What’s the goal of meditation? Why should one meditate anyway?

For majority of us meditation is one of the most challenging or perhaps boring and pointless things to do. But, it has countless benefits. Countless, because meditation itself is not the goal, it helps us meet our goals by learning to come back to the main point and being more real in dealing with life.

Whether you are just curious about meditation, or very interested, or wish to improve your meditation practice; allow me to share my personal experience, as well as what I have learnt from my clients’ difficulties with meditation over the years. I am confident that it will be helpful, well at least for some of you.


Come back and I'll tell you what's the point of meditation.

Excitements and disappointments

When I first started practicing meditation many years ago, I was so chuffed that I have found something to help me ‘improve’, to feel better, to think clearer, and so on. Then I got into it and checked the websites, bought the CDs and books (yep, back then there were no YouTube or Podcasts). It didn’t take long for the inevitable disappointment and lack of motivation to kick in. I went back to my old routines, with sporadic sitting sessions here and there. After a while, problems piled up and my motivation for so called ‘self-improvement’ reignited. I looked for new meditation techniques, new teachers and so on.

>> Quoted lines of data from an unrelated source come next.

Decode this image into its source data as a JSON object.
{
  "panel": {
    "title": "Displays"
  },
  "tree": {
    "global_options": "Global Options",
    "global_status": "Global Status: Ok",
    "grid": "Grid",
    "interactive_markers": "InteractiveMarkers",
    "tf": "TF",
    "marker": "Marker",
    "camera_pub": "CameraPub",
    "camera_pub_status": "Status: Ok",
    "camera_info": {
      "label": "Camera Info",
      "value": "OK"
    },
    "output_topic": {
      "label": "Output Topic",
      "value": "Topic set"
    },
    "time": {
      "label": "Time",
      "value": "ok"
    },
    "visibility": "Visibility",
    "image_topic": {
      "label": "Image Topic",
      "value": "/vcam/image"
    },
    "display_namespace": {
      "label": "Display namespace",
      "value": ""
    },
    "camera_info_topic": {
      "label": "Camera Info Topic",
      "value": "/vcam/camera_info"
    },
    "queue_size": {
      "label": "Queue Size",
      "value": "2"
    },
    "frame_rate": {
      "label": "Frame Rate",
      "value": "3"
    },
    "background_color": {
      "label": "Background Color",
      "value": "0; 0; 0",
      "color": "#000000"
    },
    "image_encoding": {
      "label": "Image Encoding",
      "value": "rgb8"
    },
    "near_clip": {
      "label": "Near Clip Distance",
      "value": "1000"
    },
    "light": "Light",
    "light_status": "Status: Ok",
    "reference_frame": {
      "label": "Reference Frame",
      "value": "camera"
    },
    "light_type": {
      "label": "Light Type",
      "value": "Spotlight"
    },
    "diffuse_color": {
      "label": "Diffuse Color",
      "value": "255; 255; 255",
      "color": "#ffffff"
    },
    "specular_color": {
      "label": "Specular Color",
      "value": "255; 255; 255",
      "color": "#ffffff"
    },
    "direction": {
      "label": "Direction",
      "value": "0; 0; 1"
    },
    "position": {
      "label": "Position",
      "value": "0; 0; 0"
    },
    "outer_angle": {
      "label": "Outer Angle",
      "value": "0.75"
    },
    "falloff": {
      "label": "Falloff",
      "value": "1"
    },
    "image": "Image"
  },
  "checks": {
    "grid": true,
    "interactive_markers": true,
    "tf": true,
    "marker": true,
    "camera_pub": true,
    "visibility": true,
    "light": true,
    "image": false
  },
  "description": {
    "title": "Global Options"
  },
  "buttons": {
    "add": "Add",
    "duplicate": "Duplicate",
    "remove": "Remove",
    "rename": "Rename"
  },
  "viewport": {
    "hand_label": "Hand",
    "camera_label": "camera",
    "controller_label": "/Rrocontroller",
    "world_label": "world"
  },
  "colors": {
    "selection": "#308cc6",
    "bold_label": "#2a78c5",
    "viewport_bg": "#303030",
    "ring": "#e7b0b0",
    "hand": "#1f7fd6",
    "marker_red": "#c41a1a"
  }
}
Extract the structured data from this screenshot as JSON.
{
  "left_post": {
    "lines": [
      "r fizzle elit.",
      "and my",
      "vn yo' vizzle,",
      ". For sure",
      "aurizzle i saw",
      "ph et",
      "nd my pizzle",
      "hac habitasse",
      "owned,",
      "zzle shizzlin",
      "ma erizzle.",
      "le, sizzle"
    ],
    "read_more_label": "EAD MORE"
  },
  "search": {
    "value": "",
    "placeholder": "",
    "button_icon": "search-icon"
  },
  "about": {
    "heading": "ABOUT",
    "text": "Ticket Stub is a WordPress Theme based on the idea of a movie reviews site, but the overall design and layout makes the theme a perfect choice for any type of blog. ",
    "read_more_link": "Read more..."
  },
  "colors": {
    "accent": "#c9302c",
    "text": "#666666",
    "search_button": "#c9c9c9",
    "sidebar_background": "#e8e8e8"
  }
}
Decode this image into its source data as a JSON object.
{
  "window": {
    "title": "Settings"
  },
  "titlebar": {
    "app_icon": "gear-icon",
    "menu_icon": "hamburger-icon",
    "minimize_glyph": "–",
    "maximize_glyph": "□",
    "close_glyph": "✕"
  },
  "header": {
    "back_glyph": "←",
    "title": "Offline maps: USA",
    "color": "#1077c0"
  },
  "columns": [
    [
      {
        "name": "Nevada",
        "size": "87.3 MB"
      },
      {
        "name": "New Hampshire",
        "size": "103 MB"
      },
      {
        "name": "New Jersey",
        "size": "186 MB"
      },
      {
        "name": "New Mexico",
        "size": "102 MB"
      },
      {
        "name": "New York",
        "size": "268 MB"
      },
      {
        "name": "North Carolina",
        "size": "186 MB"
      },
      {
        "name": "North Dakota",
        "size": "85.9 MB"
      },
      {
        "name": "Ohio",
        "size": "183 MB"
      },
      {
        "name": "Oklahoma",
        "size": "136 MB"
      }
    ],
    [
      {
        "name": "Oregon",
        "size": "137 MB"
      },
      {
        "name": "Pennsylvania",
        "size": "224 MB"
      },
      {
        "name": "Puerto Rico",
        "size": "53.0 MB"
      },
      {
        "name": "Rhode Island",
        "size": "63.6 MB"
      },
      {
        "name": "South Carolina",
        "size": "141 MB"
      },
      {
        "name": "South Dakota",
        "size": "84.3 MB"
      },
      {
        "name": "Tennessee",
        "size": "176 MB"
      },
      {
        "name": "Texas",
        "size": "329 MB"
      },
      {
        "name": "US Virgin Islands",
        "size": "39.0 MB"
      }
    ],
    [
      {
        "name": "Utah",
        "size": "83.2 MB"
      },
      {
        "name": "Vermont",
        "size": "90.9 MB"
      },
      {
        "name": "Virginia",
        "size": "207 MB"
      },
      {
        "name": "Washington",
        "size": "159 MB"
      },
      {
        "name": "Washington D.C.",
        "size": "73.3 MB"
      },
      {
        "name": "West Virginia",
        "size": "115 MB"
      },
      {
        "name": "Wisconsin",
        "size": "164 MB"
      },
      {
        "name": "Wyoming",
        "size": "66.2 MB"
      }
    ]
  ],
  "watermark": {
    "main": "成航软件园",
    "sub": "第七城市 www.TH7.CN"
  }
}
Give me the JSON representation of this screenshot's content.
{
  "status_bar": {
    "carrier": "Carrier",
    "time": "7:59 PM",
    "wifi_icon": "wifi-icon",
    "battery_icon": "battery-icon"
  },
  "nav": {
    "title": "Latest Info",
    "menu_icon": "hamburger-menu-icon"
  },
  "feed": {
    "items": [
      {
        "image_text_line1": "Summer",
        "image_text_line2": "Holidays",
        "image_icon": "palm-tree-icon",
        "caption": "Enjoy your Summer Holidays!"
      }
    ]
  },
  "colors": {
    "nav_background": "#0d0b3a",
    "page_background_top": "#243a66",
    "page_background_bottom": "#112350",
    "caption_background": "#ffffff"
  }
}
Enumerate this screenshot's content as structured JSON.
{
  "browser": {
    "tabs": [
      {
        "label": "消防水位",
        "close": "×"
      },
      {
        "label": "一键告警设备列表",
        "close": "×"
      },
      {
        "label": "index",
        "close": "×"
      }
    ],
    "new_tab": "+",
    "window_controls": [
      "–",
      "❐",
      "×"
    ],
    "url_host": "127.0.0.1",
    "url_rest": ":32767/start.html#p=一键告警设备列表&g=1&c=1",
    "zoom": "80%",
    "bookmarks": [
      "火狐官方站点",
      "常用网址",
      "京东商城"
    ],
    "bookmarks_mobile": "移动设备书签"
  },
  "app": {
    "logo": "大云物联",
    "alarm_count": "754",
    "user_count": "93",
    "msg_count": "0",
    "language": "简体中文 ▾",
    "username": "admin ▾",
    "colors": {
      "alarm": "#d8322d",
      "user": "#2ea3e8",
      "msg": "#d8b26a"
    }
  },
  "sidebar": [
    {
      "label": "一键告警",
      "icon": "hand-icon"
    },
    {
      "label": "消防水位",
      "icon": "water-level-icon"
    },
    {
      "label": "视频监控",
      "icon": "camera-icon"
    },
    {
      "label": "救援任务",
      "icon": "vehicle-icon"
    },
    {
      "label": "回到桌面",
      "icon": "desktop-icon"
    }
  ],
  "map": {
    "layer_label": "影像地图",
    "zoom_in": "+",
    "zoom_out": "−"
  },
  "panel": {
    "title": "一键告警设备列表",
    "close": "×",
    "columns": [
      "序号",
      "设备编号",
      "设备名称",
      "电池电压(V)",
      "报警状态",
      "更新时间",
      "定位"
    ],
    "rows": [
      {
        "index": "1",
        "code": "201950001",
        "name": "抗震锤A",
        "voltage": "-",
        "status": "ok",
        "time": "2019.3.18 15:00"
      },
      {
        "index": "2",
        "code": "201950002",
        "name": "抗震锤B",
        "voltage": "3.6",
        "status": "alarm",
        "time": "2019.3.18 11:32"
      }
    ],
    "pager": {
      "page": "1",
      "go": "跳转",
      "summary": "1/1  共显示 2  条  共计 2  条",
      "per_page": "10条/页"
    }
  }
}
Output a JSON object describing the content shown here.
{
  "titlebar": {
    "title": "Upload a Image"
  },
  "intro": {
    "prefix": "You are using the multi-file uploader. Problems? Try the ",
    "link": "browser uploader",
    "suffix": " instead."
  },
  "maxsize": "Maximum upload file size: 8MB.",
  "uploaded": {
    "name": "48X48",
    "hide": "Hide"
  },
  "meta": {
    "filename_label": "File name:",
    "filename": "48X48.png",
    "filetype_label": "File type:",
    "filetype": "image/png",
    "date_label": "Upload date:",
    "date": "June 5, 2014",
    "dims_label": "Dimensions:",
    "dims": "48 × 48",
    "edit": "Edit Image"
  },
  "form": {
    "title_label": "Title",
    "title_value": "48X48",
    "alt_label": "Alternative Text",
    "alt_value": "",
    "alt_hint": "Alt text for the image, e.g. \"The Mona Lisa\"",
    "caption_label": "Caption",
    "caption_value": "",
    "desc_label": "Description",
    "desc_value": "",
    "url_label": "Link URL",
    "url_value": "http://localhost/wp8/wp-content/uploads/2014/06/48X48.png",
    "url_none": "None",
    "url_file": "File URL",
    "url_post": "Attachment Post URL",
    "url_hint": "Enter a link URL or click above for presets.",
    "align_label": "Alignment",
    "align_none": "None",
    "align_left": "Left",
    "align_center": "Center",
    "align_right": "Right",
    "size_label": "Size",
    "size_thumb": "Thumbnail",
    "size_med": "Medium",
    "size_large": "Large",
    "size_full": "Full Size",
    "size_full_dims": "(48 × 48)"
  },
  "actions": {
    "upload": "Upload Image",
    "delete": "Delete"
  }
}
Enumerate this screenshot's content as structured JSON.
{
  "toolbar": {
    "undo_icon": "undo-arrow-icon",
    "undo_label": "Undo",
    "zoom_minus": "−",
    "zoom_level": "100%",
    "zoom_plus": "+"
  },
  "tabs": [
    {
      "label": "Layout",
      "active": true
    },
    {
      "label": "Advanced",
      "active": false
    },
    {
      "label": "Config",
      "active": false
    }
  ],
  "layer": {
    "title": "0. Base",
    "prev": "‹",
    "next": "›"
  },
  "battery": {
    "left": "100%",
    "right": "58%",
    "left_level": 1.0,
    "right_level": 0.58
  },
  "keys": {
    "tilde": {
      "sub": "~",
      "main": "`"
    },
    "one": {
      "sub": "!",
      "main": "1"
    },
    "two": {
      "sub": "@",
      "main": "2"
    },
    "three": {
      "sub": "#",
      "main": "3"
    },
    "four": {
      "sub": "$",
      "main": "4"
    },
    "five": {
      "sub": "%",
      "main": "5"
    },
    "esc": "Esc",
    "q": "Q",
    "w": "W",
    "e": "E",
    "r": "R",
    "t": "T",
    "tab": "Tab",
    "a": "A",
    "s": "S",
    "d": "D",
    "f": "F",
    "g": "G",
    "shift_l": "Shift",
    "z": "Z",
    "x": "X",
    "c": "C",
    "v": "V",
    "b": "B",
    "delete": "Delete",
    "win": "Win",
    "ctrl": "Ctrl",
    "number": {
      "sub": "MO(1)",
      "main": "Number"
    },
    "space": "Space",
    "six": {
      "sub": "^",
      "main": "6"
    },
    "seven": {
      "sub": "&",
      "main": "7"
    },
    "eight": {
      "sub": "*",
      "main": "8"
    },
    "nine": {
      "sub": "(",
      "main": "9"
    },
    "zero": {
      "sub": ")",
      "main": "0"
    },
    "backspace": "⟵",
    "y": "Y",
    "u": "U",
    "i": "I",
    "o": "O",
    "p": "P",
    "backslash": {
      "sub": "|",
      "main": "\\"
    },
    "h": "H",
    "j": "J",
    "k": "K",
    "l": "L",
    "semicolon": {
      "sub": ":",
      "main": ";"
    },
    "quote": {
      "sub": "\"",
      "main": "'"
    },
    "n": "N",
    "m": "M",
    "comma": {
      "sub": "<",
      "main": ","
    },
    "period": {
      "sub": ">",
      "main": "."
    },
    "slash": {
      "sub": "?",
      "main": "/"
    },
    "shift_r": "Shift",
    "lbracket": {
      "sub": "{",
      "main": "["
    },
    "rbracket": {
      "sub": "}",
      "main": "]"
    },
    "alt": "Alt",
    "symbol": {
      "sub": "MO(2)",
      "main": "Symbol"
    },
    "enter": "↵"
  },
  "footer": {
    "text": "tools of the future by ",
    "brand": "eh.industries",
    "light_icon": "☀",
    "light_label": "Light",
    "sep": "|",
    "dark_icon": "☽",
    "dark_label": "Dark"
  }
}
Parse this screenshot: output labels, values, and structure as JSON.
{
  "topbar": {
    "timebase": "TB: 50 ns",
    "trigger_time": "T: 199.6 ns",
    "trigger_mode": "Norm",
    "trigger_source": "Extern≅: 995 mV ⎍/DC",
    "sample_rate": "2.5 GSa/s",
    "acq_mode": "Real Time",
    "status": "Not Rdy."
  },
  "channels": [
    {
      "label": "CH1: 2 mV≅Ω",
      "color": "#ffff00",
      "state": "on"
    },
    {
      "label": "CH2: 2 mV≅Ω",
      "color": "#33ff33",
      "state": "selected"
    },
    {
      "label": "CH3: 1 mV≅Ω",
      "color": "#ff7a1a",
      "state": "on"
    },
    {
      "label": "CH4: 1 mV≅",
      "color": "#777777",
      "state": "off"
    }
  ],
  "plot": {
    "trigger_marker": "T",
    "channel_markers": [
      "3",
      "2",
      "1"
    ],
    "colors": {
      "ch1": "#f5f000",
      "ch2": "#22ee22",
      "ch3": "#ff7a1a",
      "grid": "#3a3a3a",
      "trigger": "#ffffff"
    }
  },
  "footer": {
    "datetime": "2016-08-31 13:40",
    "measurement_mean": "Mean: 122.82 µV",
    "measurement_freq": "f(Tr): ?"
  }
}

You guessed it, after a quick while, this excitement episode also led to disappointment. After all, I had many legitimate reasons. Like: ‘I’m busy, I don’t have time’, ‘I’ll never learn’, ‘Others can do it, but perhaps meditation is not my cup of tea … it’s incompatible with my DNA’, ‘It’s useless, I see no benefits really’, and so on.

I see a similar pattern occurring for most people, including my clients and associates. I am sure you have your story and list of excuses too.

Coming back, that’s the point

Alright, let’s get to the bottom of it. What is the point of meditation? It is simply to keep coming back to what matters, by letting go of what doesn’t matter.

Meditation is not about attaining a goal. It’s not about self-improvement or about going forward. It’s not about going anywhere, it is simply about learning to come back. To come back to what matters right now and right here. Results; like feeling better, relaxing, being more settled, thinking clearer, etc; are side-benefits which may come in time. But if we make those the goals of meditation, it defeats the purpose. Yet again, we all do that at the beginning and that’s fine. Otherwise, if it wasn’t for the ‘self-improvement’ goal, our ego-self would never get motivated to meditate. So, don’t force yourself to have no goals, or blame yourself for having ‘self-improvement’ goals. Just honour that as the reality of your experience at the moment. Again, the point is coming back despite all these.

The point of meditation is simply to keep coming back by letting go. Back to whatever you are meditating on. And to the practice itself, if you’ve left it.

And, this coming back is understood at two levels:

  • Coming back to the point of reference when you get distracted during meditation. And rest assured, everyone does, even the most skilled meditators get distracted. (Examples of ‘Point of reference’ include your breath, the physical sensation in your nostrils during inhale and exhale, your heart centre, your belly centre, body parts during sensing or scanning, and so on.)
  • Coming back and resuming your practice, if you miss meditating few days or weeks or months …

Meditation is always a practice

There is a reason why meditation is called a ‘practice’. In fact meditation is always called a practice. One will never say that was a practice session and now this is the ‘real’ meditation session. If anything, I reckon, meditation is the practice for our everyday life. The more we have practiced meditation, the better we can deal with the ups and downs of everyday life. We will become more real, and less bound up in all the drama and distractions of our ego-self. No one ever graduates to become a ‘professional’ meditator.

Now, give it a fair go

There you have it. And there is scientific evidence too that this coming back helps build new neural pathways in the brain.

Can I now invite you to start practicing meditation with this attitude? Or to go back to your practice if you have abandoned it.

Be well.

Resources and further readings: